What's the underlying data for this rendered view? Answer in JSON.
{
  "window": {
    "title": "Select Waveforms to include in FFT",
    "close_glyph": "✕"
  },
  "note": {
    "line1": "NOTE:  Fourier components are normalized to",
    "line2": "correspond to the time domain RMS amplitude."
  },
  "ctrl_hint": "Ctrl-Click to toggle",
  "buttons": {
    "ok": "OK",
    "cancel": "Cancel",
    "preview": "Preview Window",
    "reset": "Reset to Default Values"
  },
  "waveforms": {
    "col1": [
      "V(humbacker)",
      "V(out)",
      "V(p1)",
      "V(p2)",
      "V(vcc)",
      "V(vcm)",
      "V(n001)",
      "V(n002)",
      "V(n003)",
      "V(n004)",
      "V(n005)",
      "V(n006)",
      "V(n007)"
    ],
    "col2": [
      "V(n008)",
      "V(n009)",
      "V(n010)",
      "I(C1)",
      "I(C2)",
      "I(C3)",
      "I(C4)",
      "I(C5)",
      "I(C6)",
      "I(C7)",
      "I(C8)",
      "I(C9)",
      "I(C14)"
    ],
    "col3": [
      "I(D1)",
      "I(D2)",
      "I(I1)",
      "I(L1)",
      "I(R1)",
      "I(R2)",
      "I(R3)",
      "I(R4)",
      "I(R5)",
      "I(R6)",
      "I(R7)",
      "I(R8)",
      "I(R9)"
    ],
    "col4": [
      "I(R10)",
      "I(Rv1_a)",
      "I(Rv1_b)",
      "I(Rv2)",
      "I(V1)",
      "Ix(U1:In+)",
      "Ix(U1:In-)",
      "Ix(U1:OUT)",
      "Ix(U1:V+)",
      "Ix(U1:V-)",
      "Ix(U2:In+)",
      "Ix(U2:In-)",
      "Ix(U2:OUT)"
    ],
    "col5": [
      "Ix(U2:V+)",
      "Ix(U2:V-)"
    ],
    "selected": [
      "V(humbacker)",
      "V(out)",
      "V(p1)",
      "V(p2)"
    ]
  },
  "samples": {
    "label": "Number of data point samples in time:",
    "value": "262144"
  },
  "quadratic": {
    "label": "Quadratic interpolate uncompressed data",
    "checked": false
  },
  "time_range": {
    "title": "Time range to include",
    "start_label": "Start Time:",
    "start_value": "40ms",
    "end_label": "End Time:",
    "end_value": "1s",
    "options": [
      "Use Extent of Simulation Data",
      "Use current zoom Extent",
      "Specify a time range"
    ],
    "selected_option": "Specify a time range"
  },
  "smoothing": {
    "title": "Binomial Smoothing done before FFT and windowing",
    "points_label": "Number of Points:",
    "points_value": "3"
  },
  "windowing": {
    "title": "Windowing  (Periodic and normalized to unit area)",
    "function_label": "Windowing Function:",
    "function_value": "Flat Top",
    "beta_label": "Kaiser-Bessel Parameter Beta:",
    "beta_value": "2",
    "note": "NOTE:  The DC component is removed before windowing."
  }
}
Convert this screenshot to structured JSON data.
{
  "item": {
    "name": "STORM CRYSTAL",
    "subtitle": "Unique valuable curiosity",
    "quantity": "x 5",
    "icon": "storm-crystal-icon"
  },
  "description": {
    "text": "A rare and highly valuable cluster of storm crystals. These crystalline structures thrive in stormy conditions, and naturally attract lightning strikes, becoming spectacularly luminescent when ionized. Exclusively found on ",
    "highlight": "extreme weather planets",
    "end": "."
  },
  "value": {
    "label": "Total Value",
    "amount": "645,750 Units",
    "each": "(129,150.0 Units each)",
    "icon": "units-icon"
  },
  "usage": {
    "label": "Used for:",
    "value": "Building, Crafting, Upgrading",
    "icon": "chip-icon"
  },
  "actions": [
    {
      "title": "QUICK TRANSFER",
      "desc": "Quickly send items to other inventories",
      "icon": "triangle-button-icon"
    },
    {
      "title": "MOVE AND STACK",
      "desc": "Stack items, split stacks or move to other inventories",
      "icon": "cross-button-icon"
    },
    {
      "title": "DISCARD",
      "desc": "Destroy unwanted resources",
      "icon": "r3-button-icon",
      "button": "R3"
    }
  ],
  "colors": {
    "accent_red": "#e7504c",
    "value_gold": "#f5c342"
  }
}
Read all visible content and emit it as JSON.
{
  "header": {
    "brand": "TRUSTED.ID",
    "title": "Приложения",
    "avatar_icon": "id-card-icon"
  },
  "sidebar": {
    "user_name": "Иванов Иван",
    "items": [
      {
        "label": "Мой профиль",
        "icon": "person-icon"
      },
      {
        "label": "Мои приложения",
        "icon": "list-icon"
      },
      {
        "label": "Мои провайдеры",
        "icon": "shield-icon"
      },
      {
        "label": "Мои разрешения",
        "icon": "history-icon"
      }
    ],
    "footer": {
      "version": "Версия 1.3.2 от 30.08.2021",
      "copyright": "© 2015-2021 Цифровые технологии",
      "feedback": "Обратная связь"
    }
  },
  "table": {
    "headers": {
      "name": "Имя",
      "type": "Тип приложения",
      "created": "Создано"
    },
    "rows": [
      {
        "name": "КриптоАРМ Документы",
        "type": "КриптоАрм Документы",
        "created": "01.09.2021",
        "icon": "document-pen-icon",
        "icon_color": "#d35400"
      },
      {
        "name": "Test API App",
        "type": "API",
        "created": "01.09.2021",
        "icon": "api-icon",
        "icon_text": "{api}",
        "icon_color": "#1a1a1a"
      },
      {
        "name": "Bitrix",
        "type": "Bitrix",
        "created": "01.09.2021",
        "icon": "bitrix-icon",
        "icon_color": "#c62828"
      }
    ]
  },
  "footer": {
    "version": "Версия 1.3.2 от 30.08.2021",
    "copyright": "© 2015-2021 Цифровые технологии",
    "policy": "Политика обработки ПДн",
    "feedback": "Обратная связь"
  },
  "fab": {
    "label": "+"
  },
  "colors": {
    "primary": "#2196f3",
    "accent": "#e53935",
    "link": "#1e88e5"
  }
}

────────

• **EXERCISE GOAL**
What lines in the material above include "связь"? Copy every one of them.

• **ANSWER**
      "feedback": "Обратная связь"
    "feedback": "Обратная связь"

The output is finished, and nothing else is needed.